Would Laura Kuenssberg make a better presenter of Question Time than Fiona Bruce?

The main problem is the B-list calibre of the panellists, many of whom seem programmed to trot out a pre-scripted party line rather than to engage in real debate. That’s not entirely the BBC’s fault. Obliged to include at least one Government and one Opposition representative, their hands are to some extent tied.

I can’t remember a time when both Government and Opposition front benches were so clueless (most of the talent, on both sides of the House, is now on the back benches). QT panellists used to be politicians of real stature – Denis Healey, Michael Heseltine, Chris Patten, Shirley Williams (just a few names that come to mind). Now we have… well, there are so many incompetents and charlatans to choose from. I’ll resist the temptation.

If the BBC can do little about the calibre of politicians on Question Time, they could at least do something about the other panel member(s) – journalists and broadcasters, business people, comedians and other so-called celebrities. Their contributions are very patchy. Too many of them raise the temperature, but not the quality, of the debate; and a few just lack the knowledge or the articulateness to make an intelligent contribution.

Juergen Maier, chief executive of Siemens UK, stood out in a recent episode by virtue of his clarity, sharpness and courtesy. QT would be better if it 
reverted to four panellists, as it had in 
its early days.

Since the EU referendum, the BBC has come under fire from both Remainers and Leavers for the composition of its QT panels. On the whole it has struck a reasonable balance. But why did it give Nigel Farage – and no other candidate – a QT platform just two weeks before the European Parliamentary election?

Question Time is the BBC’s flagship political debate programme; it deserves a heavyweight presenter. The BBC is hardly short of experienced political journalists: Nick Robinson, Laura Kuenssberg, Emily Maitlis, Nick Watt, Kirsty Wark, Andrew Marr, Huw Edwards, Clive Myrie, Andrew Neil, Mark Mardell, Martha Kearney. Take your pick.

I’m not convinced that Fiona Bruce was the right choice. I have become increasingly irritated with her inappropriate and often mumbled interruptions.

Of course, an important part of the job is to clarify and challenge the panellists’ comments. But constant interruptions before the speaker has completed a point just do not help.

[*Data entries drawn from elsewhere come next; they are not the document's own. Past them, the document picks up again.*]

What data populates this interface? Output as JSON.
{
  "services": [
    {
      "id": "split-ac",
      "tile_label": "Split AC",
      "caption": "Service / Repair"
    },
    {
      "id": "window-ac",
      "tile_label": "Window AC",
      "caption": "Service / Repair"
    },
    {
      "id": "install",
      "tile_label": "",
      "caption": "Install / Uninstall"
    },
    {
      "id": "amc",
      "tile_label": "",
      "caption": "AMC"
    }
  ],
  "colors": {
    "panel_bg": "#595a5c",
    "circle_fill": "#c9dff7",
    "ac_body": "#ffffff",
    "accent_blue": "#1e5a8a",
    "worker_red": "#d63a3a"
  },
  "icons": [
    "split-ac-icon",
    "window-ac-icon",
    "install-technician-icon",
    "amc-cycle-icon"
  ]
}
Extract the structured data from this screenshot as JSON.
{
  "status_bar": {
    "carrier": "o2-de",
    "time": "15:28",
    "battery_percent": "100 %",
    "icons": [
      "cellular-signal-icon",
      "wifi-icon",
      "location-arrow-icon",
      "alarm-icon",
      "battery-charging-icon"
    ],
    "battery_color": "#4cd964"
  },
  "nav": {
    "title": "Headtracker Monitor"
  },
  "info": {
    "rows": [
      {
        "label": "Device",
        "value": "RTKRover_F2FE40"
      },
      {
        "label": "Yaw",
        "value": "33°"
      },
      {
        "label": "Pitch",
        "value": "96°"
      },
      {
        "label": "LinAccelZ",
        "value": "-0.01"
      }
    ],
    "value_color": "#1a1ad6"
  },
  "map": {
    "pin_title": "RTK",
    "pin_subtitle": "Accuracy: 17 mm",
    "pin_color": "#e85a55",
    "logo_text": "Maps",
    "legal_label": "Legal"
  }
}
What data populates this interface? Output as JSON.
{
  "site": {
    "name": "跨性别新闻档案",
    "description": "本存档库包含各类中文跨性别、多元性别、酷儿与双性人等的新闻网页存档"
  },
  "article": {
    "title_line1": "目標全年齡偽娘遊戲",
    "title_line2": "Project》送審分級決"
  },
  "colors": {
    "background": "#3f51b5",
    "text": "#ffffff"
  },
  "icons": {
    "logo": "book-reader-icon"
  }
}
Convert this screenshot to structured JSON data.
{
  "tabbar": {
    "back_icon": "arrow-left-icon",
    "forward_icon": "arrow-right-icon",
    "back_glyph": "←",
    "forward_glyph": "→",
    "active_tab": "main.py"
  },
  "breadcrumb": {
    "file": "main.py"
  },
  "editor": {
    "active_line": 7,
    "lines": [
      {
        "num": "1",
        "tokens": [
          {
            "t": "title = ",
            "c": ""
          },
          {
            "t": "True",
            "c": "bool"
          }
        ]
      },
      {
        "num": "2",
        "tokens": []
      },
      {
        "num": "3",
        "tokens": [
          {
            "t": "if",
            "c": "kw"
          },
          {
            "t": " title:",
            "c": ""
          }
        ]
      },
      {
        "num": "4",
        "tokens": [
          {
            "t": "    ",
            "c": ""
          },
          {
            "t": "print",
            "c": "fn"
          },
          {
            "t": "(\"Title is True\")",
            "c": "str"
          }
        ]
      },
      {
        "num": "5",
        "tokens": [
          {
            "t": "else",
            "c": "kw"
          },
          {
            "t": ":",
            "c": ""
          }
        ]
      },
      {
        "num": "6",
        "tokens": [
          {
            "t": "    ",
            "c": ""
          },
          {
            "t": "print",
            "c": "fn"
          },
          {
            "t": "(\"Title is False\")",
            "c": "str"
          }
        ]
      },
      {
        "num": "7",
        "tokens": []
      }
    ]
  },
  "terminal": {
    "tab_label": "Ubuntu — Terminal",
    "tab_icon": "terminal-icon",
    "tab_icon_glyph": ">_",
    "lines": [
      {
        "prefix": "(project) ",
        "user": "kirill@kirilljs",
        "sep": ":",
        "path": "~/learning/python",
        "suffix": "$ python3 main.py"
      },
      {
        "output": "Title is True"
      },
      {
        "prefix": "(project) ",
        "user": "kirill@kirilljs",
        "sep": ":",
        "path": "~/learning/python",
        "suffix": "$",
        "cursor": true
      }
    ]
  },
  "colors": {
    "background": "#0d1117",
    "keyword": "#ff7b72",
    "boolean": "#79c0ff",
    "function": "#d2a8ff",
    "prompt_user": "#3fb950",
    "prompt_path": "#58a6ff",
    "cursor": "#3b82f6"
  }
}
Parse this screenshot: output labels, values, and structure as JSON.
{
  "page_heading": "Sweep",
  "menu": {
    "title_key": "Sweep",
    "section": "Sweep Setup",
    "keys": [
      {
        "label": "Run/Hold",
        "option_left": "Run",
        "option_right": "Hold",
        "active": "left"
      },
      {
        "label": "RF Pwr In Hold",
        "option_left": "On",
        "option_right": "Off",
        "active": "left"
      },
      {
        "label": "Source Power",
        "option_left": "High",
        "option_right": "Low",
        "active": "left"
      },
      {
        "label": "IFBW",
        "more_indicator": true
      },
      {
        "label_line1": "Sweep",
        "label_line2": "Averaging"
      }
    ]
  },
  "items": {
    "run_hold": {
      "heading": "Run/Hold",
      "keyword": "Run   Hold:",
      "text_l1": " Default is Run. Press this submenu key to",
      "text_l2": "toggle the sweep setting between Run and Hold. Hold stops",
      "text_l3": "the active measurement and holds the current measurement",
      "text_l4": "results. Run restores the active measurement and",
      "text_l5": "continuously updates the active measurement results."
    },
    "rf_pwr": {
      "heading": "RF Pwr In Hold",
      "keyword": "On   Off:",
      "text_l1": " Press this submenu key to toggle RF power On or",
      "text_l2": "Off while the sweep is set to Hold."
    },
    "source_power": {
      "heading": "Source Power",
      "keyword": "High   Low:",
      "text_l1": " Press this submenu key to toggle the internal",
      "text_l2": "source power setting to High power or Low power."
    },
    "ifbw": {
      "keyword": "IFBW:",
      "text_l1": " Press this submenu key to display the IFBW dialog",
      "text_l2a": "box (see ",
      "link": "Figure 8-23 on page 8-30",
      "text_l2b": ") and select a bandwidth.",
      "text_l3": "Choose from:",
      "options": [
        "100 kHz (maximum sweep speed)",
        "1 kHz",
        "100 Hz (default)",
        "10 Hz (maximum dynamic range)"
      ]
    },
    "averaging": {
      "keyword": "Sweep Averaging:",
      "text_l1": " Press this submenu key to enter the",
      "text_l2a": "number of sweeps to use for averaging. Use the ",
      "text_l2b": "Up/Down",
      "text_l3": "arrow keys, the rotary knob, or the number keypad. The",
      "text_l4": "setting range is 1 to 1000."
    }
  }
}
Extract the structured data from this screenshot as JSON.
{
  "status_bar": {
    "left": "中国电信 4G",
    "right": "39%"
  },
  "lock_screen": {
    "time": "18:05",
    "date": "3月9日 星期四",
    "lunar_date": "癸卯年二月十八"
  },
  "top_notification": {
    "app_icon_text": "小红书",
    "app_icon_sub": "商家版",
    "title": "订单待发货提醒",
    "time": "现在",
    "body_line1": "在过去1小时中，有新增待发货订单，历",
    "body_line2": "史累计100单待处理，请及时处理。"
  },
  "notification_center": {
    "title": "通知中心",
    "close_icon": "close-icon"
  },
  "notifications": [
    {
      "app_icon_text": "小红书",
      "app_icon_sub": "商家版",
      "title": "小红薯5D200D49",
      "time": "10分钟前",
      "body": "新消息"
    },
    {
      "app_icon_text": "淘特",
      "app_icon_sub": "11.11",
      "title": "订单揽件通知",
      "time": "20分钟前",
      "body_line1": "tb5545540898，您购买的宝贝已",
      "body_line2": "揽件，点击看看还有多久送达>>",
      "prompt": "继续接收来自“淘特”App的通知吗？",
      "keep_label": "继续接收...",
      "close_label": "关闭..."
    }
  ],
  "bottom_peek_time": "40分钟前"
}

Many of the questions and comments of QT audiences reinforce entrenched positions rather than contribute to a genuine debate.

On the other hand, some of the programme’s most memorable recent moments have come from perceptive questions or comments from the audience. Occasionally a member of the audience has skewered a panellist with a simple question, as when Farage was asked: ‘Name me one country within the WTO rules that doesn’t have a trade agreement with another country.’ He failed to answer. Hardly surprising: there isn’t one.

The best contributions have often come from members of the audience with personal, first-hand experience of the topic under discussion. A woman running a chemical company in Aylesbury spoke eloquently about the adverse effect Brexit is already having on her business. A GP in Northampton pointed out that retention of qualified doctors is an even bigger problem than recruitment. These are the kind of informed interventions the presenter should seek out.

The audience need to be engaged and given the opportunity to ask questions, but not encouraged to incessantly intrude in the debate. The large number of interventions that are now invited, often before all the panellists have had an opportunity to speak, does nothing to promote civilised debate; on the contrary, comments that are irrelevant or misconceived (as some inevitably are) shed no light on the topic and actually detract from the debate.

Never have we been more in need of intelligent, well-informed debate on the most important topics of the day. If it 
is to regain the pre-eminent position 
it once held, Question Time needs to 
raise its game.

Tony Rossiter is a former diplomat 
from North Yorkshire.